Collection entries
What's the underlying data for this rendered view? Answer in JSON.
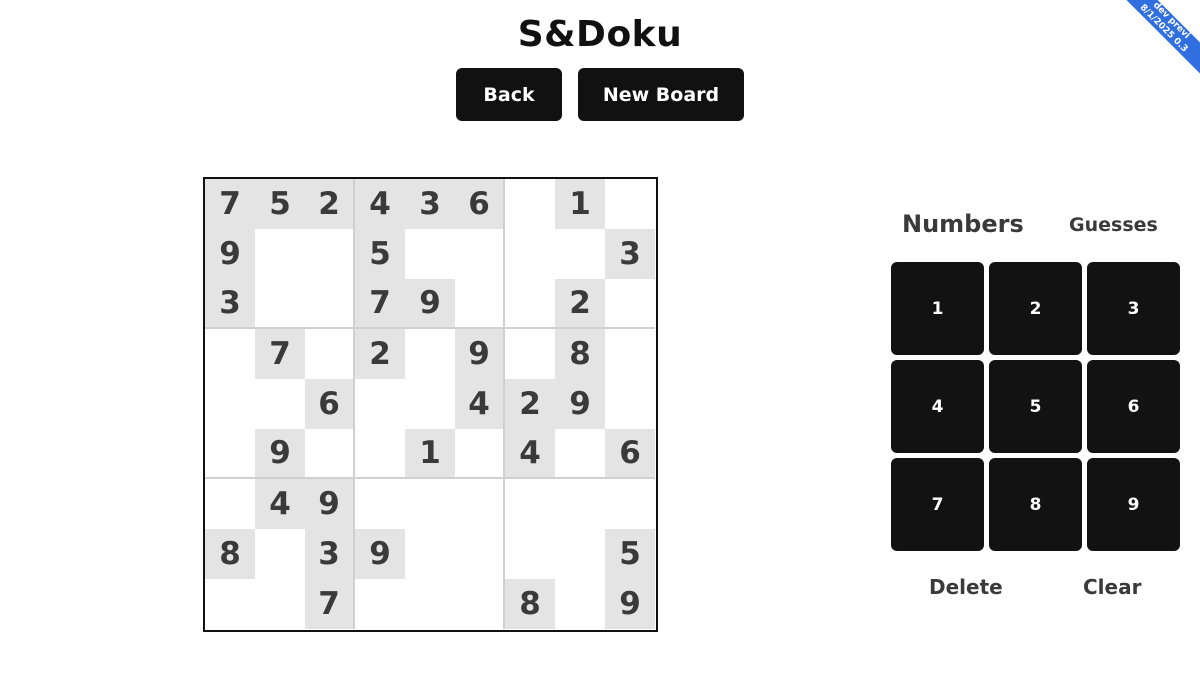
{
  "title": "S&Doku",
  "buttons": {
    "back": "Back",
    "new_board": "New Board"
  },
  "board": {
    "rows": [
      [
        "7",
        "5",
        "2",
        "4",
        "3",
        "6",
        "",
        "1",
        ""
      ],
      [
        "9",
        "",
        "",
        "5",
        "",
        "",
        "",
        "",
        "3"
      ],
      [
        "3",
        "",
        "",
        "7",
        "9",
        "",
        "",
        "2",
        ""
      ],
      [
        "",
        "7",
        "",
        "2",
        "",
        "9",
        "",
        "8",
        ""
      ],
      [
        "",
        "",
        "6",
        "",
        "",
        "4",
        "2",
        "9",
        ""
      ],
      [
        "",
        "9",
        "",
        "",
        "1",
        "",
        "4",
        "",
        "6"
      ],
      [
        "",
        "4",
        "9",
        "",
        "",
        "",
        "",
        "",
        ""
      ],
      [
        "8",
        "",
        "3",
        "9",
        "",
        "",
        "",
        "",
        "5"
      ],
      [
        "",
        "",
        "7",
        "",
        "",
        "",
        "8",
        "",
        "9"
      ]
    ]
  },
  "panel": {
    "tab_numbers": "Numbers",
    "tab_guesses": "Guesses",
    "keys": [
      "1",
      "2",
      "3",
      "4",
      "5",
      "6",
      "7",
      "8",
      "9"
    ],
    "delete_label": "Delete",
    "clear_label": "Clear"
  },
  "ribbon": {
    "line1": "dev previ",
    "line2": "8/1/2025 0.3"
  },
  "colors": {
    "key_bg": "#121212",
    "given_bg": "#e4e4e4",
    "ribbon": "#2f6fe0"
  }
}
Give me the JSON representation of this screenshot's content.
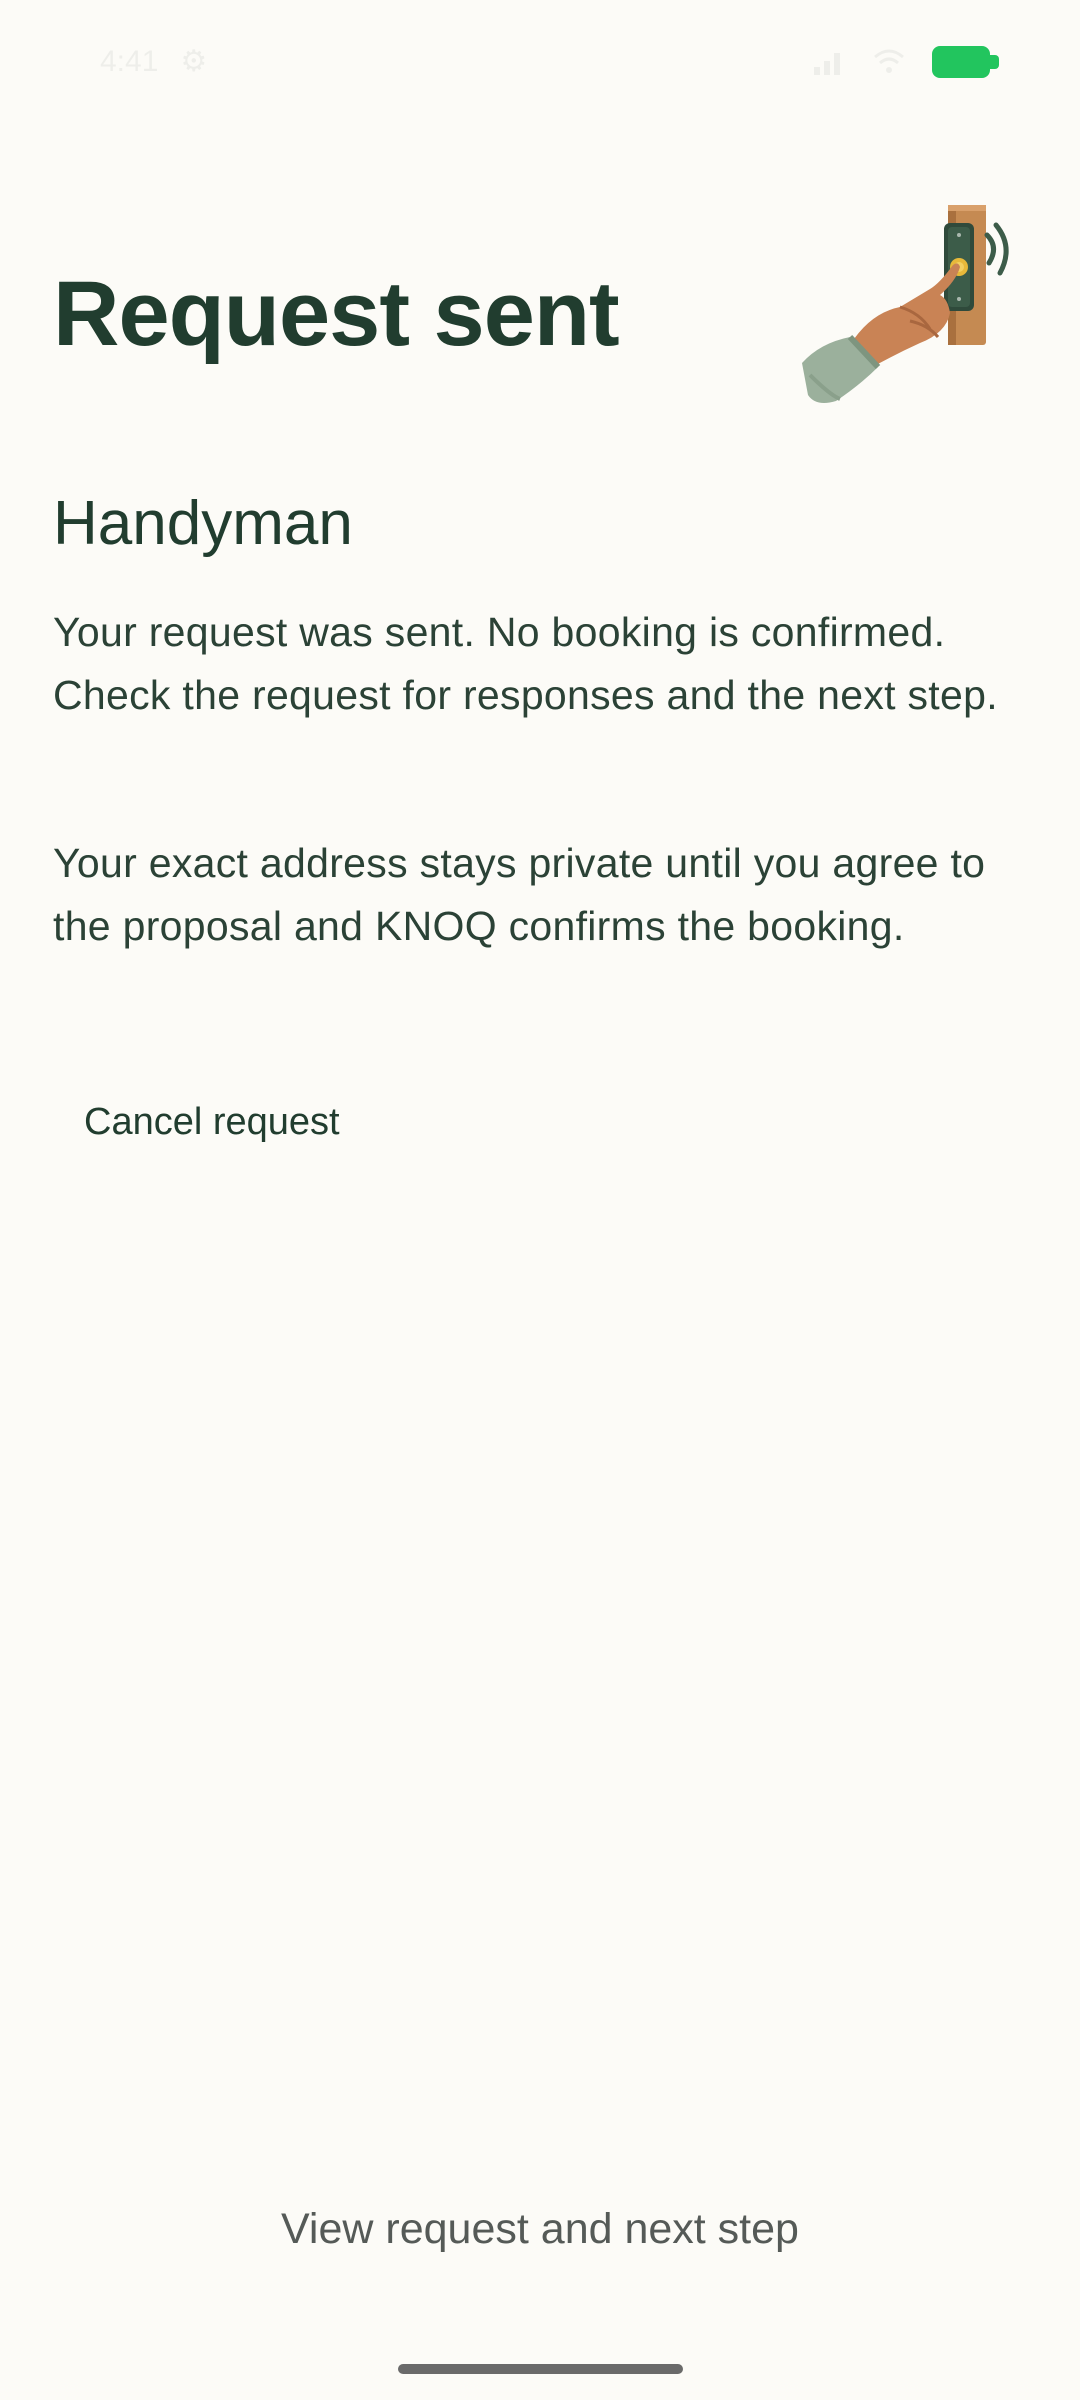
{
  "status_bar": {
    "time": "4:41",
    "battery_color": "#22C55E",
    "icons": [
      "settings-icon",
      "signal-icon",
      "wifi-icon",
      "battery-icon"
    ]
  },
  "header": {
    "title": "Request sent",
    "illustration": "doorbell-press-icon"
  },
  "request": {
    "service": "Handyman",
    "message": "Your request was sent. No booking is confirmed. Check the request for responses and the next step.",
    "privacy_note": "Your exact address stays private until you agree to the proposal and KNOQ confirms the booking."
  },
  "actions": {
    "cancel_label": "Cancel request",
    "primary_label": "View request and next step"
  },
  "colors": {
    "background": "#FCFBF7",
    "heading": "#213D2F",
    "body_text": "#2B4236",
    "primary_text": "#555A57"
  }
}
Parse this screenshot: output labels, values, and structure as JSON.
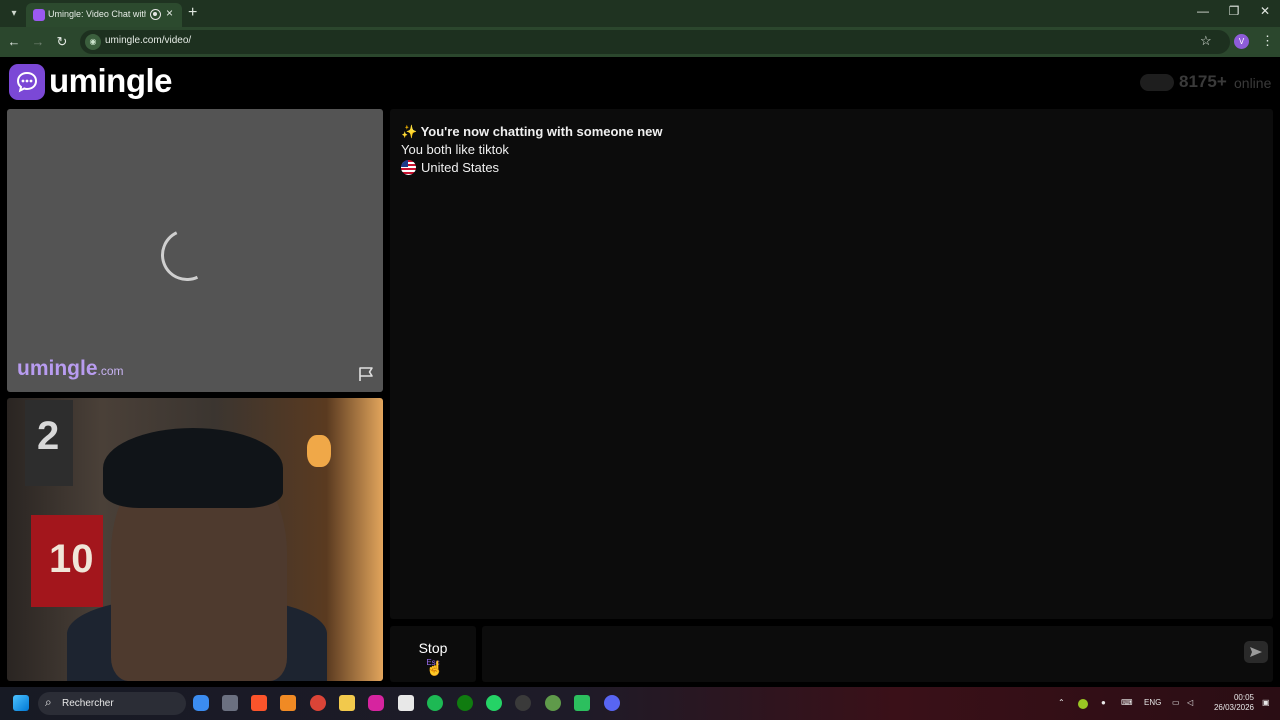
{
  "browser": {
    "tab_title": "Umingle: Video Chat with S",
    "url": "umingle.com/video/",
    "profile_initial": "V",
    "new_tab_glyph": "+",
    "close_glyph": "×",
    "icons": [
      "tab-search-icon",
      "umingle-favicon",
      "recording-icon",
      "close-icon",
      "new-tab-icon",
      "minimize-icon",
      "restore-icon",
      "window-close-icon",
      "back-icon",
      "forward-icon",
      "reload-icon",
      "site-info-icon",
      "bookmark-star-icon",
      "profile-avatar",
      "menu-kebab-icon"
    ]
  },
  "header": {
    "logo_text": "umingle",
    "online_count": "8175+",
    "online_label": "online"
  },
  "stranger_video": {
    "watermark_brand": "umingle",
    "watermark_tld": ".com"
  },
  "self_video": {
    "jersey_top_number": "2",
    "jersey_bottom_number": "10"
  },
  "chat": {
    "title_emoji": "✨",
    "title": "You're now chatting with someone new",
    "interest": "You both like tiktok",
    "country": "United States"
  },
  "controls": {
    "stop_label": "Stop",
    "stop_key": "Esc"
  },
  "taskbar": {
    "search_placeholder": "Rechercher",
    "language": "ENG",
    "time": "00:05",
    "date": "26/03/2026"
  },
  "colors": {
    "brand_purple": "#7b48d6",
    "chrome_green": "#2b472d",
    "panel_bg": "#0c0c0c",
    "video_placeholder": "#545454"
  }
}
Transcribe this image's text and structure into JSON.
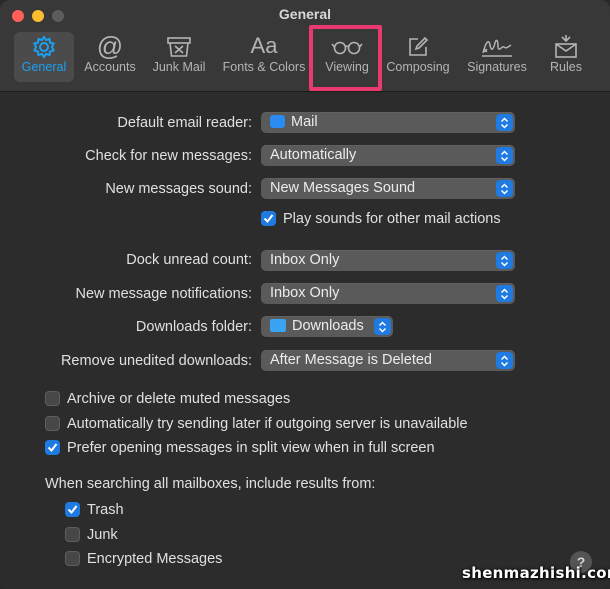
{
  "window": {
    "title": "General"
  },
  "tabs": [
    {
      "label": "General",
      "icon": "gear-icon",
      "active": true
    },
    {
      "label": "Accounts",
      "icon": "at-icon"
    },
    {
      "label": "Junk Mail",
      "icon": "junk-mail-icon"
    },
    {
      "label": "Fonts & Colors",
      "icon": "fonts-icon",
      "glyph": "Aa"
    },
    {
      "label": "Viewing",
      "icon": "glasses-icon"
    },
    {
      "label": "Composing",
      "icon": "compose-icon"
    },
    {
      "label": "Signatures",
      "icon": "signature-icon"
    },
    {
      "label": "Rules",
      "icon": "rules-icon"
    }
  ],
  "settings": {
    "default_reader": {
      "label": "Default email reader:",
      "value": "Mail"
    },
    "check_messages": {
      "label": "Check for new messages:",
      "value": "Automatically"
    },
    "new_sound": {
      "label": "New messages sound:",
      "value": "New Messages Sound"
    },
    "play_sounds": {
      "label": "Play sounds for other mail actions",
      "checked": true
    },
    "dock_count": {
      "label": "Dock unread count:",
      "value": "Inbox Only"
    },
    "notifications": {
      "label": "New message notifications:",
      "value": "Inbox Only"
    },
    "downloads_folder": {
      "label": "Downloads folder:",
      "value": "Downloads"
    },
    "remove_downloads": {
      "label": "Remove unedited downloads:",
      "value": "After Message is Deleted"
    }
  },
  "options": [
    {
      "label": "Archive or delete muted messages",
      "checked": false
    },
    {
      "label": "Automatically try sending later if outgoing server is unavailable",
      "checked": false
    },
    {
      "label": "Prefer opening messages in split view when in full screen",
      "checked": true
    }
  ],
  "search": {
    "label": "When searching all mailboxes, include results from:",
    "items": [
      {
        "label": "Trash",
        "checked": true
      },
      {
        "label": "Junk",
        "checked": false
      },
      {
        "label": "Encrypted Messages",
        "checked": false
      }
    ]
  },
  "help_label": "?",
  "watermark": "shenmazhishi.com",
  "colors": {
    "accent": "#1f7be2",
    "highlight": "#e83a6e",
    "active_tab": "#1aa1f4"
  }
}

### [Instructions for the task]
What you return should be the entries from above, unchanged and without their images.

### [Task answer]
What's the underlying data for this rendered view? Answer in JSON.
{
  "title": "S&Doku",
  "buttons": {
    "back": "Back",
    "new_board": "New Board"
  },
  "board": {
    "rows": [
      [
        "7",
        "5",
        "2",
        "4",
        "3",
        "6",
        "",
        "1",
        ""
      ],
      [
        "9",
        "",
        "",
        "5",
        "",
        "",
        "",
        "",
        "3"
      ],
      [
        "3",
        "",
        "",
        "7",
        "9",
        "",
        "",
        "2",
        ""
      ],
      [
        "",
        "7",
        "",
        "2",
        "",
        "9",
        "",
        "8",
        ""
      ],
      [
        "",
        "",
        "6",
        "",
        "",
        "4",
        "2",
        "9",
        ""
      ],
      [
        "",
        "9",
        "",
        "",
        "1",
        "",
        "4",
        "",
        "6"
      ],
      [
        "",
        "4",
        "9",
        "",
        "",
        "",
        "",
        "",
        ""
      ],
      [
        "8",
        "",
        "3",
        "9",
        "",
        "",
        "",
        "",
        "5"
      ],
      [
        "",
        "",
        "7",
        "",
        "",
        "",
        "8",
        "",
        "9"
      ]
    ]
  },
  "panel": {
    "tab_numbers": "Numbers",
    "tab_guesses": "Guesses",
    "keys": [
      "1",
      "2",
      "3",
      "4",
      "5",
      "6",
      "7",
      "8",
      "9"
    ],
    "delete_label": "Delete",
    "clear_label": "Clear"
  },
  "ribbon": {
    "line1": "dev previ",
    "line2": "8/1/2025 0.3"
  },
  "colors": {
    "key_bg": "#121212",
    "given_bg": "#e4e4e4",
    "ribbon": "#2f6fe0"
  }
}
Give me the JSON representation of this screenshot's content.
{
  "status_bar": {
    "time": "4:41",
    "battery_color": "#22C55E",
    "icons": [
      "settings-icon",
      "signal-icon",
      "wifi-icon",
      "battery-icon"
    ]
  },
  "header": {
    "title": "Request sent",
    "illustration": "doorbell-press-icon"
  },
  "request": {
    "service": "Handyman",
    "message": "Your request was sent. No booking is confirmed. Check the request for responses and the next step.",
    "privacy_note": "Your exact address stays private until you agree to the proposal and KNOQ confirms the booking."
  },
  "actions": {
    "cancel_label": "Cancel request",
    "primary_label": "View request and next step"
  },
  "colors": {
    "background": "#FCFBF7",
    "heading": "#213D2F",
    "body_text": "#2B4236",
    "primary_text": "#555A57"
  }
}
Parse this screenshot: output labels, values, and structure as JSON.
{
  "browser": {
    "tab_title": "Umingle: Video Chat with S",
    "url": "umingle.com/video/",
    "profile_initial": "V",
    "new_tab_glyph": "+",
    "close_glyph": "×",
    "icons": [
      "tab-search-icon",
      "umingle-favicon",
      "recording-icon",
      "close-icon",
      "new-tab-icon",
      "minimize-icon",
      "restore-icon",
      "window-close-icon",
      "back-icon",
      "forward-icon",
      "reload-icon",
      "site-info-icon",
      "bookmark-star-icon",
      "profile-avatar",
      "menu-kebab-icon"
    ]
  },
  "header": {
    "logo_text": "umingle",
    "online_count": "8175+",
    "online_label": "online"
  },
  "stranger_video": {
    "watermark_brand": "umingle",
    "watermark_tld": ".com"
  },
  "self_video": {
    "jersey_top_number": "2",
    "jersey_bottom_number": "10"
  },
  "chat": {
    "title_emoji": "✨",
    "title": "You're now chatting with someone new",
    "interest": "You both like tiktok",
    "country": "United States"
  },
  "controls": {
    "stop_label": "Stop",
    "stop_key": "Esc"
  },
  "taskbar": {
    "search_placeholder": "Rechercher",
    "language": "ENG",
    "time": "00:05",
    "date": "26/03/2026"
  },
  "colors": {
    "brand_purple": "#7b48d6",
    "chrome_green": "#2b472d",
    "panel_bg": "#0c0c0c",
    "video_placeholder": "#545454"
  }
}
Transcribe this image's text and structure into JSON.
{
  "window": {
    "title": "General"
  },
  "tabs": [
    {
      "label": "General",
      "icon": "gear-icon",
      "active": true
    },
    {
      "label": "Accounts",
      "icon": "at-icon"
    },
    {
      "label": "Junk Mail",
      "icon": "junk-mail-icon"
    },
    {
      "label": "Fonts & Colors",
      "icon": "fonts-icon",
      "glyph": "Aa"
    },
    {
      "label": "Viewing",
      "icon": "glasses-icon"
    },
    {
      "label": "Composing",
      "icon": "compose-icon"
    },
    {
      "label": "Signatures",
      "icon": "signature-icon"
    },
    {
      "label": "Rules",
      "icon": "rules-icon"
    }
  ],
  "settings": {
    "default_reader": {
      "label": "Default email reader:",
      "value": "Mail"
    },
    "check_messages": {
      "label": "Check for new messages:",
      "value": "Automatically"
    },
    "new_sound": {
      "label": "New messages sound:",
      "value": "New Messages Sound"
    },
    "play_sounds": {
      "label": "Play sounds for other mail actions",
      "checked": true
    },
    "dock_count": {
      "label": "Dock unread count:",
      "value": "Inbox Only"
    },
    "notifications": {
      "label": "New message notifications:",
      "value": "Inbox Only"
    },
    "downloads_folder": {
      "label": "Downloads folder:",
      "value": "Downloads"
    },
    "remove_downloads": {
      "label": "Remove unedited downloads:",
      "value": "After Message is Deleted"
    }
  },
  "options": [
    {
      "label": "Archive or delete muted messages",
      "checked": false
    },
    {
      "label": "Automatically try sending later if outgoing server is unavailable",
      "checked": false
    },
    {
      "label": "Prefer opening messages in split view when in full screen",
      "checked": true
    }
  ],
  "search": {
    "label": "When searching all mailboxes, include results from:",
    "items": [
      {
        "label": "Trash",
        "checked": true
      },
      {
        "label": "Junk",
        "checked": false
      },
      {
        "label": "Encrypted Messages",
        "checked": false
      }
    ]
  },
  "help_label": "?",
  "watermark": "shenmazhishi.com",
  "colors": {
    "accent": "#1f7be2",
    "highlight": "#e83a6e",
    "active_tab": "#1aa1f4"
  }
}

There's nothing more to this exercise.